Try it -
Among the entries below, how many lines have the word "icon"? Answer only with the number.

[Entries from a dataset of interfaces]
☆ ☆ ☆ ☆

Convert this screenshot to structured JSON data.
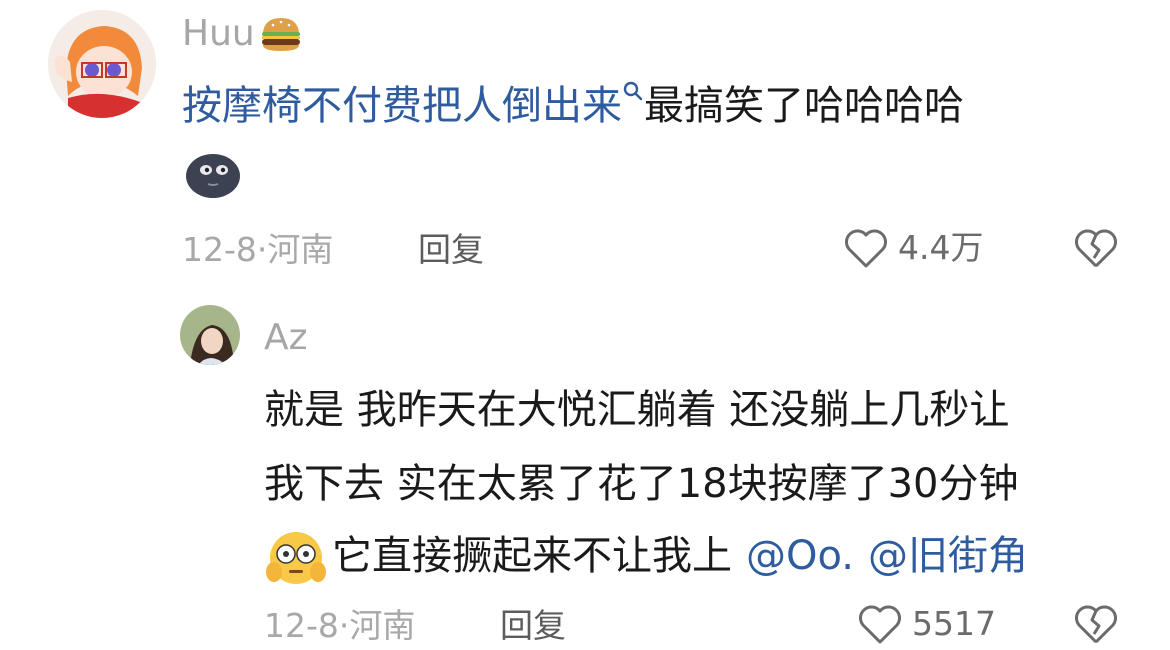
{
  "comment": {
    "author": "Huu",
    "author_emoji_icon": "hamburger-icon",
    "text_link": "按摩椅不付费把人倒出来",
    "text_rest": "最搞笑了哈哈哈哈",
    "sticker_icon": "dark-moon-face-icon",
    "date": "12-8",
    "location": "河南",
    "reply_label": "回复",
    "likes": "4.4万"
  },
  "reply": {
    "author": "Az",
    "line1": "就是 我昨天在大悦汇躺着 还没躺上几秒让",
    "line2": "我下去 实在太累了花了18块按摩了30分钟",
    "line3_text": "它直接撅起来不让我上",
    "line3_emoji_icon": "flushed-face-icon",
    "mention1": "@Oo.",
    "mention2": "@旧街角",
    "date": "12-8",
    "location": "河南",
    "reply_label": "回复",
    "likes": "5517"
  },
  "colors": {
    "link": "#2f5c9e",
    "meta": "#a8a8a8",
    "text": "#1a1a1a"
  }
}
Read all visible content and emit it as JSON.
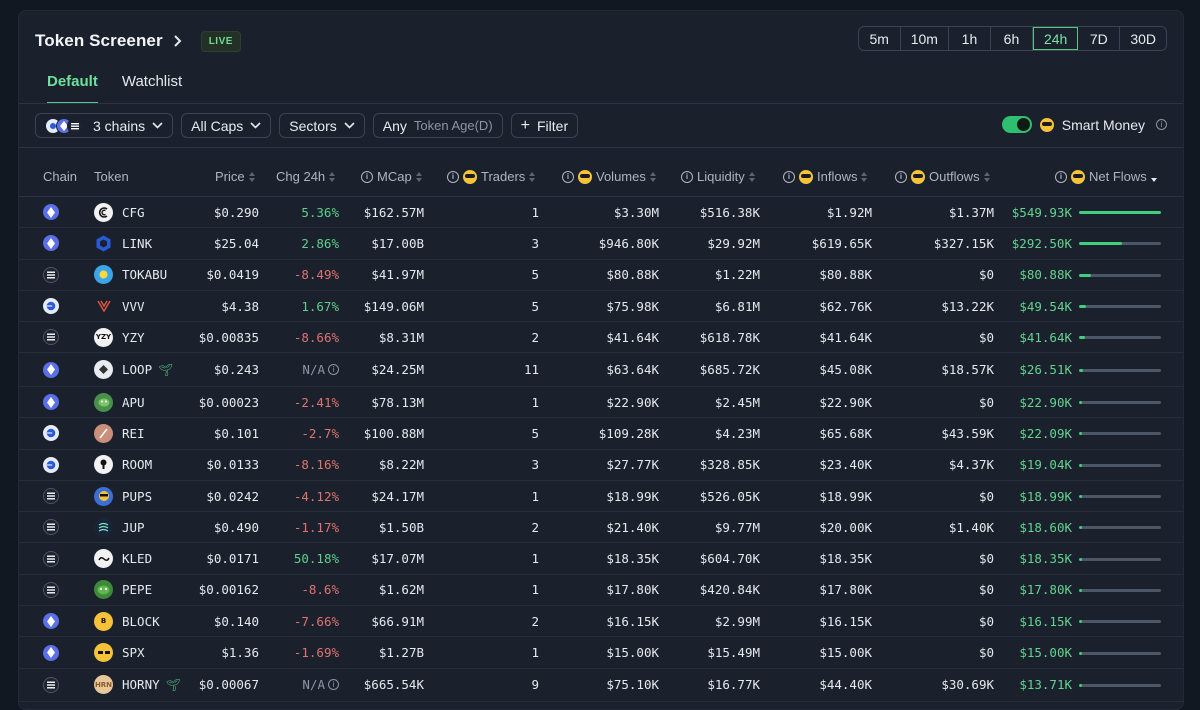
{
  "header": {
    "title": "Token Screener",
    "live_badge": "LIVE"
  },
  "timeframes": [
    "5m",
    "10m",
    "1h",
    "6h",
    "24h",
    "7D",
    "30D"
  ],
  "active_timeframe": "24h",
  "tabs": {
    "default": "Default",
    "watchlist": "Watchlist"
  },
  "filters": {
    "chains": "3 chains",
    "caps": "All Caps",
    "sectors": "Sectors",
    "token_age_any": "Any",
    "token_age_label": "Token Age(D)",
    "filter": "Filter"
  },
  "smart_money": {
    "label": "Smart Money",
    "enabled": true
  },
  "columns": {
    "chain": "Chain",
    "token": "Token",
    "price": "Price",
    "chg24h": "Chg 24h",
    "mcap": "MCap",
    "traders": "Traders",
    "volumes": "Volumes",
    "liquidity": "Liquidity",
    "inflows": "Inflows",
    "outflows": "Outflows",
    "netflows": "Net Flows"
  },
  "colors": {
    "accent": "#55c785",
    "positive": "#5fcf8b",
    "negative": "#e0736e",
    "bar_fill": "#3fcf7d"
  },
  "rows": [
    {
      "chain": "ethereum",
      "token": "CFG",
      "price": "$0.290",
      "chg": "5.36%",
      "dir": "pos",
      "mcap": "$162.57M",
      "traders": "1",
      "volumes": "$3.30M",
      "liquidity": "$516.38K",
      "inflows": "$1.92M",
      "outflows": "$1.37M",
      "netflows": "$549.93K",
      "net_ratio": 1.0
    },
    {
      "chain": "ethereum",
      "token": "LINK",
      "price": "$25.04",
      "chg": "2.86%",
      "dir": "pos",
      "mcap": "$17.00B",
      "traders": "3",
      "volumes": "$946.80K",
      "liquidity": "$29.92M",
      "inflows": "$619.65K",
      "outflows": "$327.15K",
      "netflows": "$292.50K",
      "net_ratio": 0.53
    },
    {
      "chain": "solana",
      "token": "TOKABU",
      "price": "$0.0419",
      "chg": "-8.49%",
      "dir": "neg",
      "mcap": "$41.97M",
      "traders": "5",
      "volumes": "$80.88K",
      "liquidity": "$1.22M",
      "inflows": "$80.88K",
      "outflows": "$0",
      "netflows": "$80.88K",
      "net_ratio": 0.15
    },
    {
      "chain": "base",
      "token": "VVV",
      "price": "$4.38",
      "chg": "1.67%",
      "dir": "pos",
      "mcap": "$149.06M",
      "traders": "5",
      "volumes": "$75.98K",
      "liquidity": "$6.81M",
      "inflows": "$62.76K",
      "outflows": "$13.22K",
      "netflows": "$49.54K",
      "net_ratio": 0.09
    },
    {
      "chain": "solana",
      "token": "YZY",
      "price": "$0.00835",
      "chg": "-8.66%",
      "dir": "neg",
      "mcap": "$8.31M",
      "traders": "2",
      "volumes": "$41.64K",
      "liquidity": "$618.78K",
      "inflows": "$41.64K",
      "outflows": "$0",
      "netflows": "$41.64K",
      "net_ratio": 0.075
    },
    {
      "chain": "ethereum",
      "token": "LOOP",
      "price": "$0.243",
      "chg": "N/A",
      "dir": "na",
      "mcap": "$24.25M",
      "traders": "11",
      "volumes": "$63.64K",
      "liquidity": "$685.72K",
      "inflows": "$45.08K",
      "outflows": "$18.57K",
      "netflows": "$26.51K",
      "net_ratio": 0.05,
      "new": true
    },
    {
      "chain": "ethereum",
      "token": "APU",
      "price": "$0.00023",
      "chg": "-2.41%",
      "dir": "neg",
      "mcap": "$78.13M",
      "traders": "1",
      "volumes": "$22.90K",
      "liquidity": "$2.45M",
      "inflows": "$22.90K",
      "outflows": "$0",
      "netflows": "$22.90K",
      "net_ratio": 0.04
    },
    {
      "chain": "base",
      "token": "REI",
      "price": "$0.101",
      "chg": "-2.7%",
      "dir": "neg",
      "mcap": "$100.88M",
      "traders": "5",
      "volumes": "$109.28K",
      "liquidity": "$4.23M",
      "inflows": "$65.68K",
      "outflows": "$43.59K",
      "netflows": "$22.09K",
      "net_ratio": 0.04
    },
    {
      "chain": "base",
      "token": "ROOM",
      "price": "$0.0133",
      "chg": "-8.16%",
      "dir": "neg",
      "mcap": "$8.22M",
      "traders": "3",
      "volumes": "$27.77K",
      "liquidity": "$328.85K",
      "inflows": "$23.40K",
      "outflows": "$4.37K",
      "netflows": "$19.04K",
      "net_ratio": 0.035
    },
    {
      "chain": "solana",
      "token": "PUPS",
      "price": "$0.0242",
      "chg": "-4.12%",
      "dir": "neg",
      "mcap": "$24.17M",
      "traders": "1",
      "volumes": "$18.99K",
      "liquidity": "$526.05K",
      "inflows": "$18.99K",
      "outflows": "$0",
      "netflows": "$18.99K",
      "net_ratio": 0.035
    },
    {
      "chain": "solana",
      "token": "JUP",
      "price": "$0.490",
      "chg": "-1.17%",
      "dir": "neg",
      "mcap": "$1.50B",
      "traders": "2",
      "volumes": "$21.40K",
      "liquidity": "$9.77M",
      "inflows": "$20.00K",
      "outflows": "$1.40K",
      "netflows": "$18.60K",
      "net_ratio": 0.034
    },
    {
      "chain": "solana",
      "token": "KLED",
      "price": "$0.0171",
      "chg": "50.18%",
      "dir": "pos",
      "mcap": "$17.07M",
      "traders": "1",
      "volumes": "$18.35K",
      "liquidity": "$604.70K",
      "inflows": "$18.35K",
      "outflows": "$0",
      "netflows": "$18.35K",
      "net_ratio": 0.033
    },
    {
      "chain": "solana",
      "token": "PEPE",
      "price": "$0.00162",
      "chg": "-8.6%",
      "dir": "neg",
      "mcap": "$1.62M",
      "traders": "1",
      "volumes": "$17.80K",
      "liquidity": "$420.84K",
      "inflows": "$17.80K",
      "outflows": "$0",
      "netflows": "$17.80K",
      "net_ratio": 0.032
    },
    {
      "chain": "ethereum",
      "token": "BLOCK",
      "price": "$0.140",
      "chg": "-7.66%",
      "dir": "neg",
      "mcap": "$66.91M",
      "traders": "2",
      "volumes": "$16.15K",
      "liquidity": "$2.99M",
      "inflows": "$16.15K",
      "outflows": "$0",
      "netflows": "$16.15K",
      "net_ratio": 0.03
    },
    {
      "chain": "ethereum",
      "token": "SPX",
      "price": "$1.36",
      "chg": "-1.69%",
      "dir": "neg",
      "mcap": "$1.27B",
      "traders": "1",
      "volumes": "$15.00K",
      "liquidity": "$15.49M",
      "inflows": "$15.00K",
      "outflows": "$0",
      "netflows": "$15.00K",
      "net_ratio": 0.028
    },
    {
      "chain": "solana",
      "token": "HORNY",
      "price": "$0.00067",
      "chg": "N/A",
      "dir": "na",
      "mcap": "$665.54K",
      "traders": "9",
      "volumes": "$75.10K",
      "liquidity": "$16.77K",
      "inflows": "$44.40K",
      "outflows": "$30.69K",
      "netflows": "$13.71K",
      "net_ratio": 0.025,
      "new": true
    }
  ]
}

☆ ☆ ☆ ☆

Answer space -
3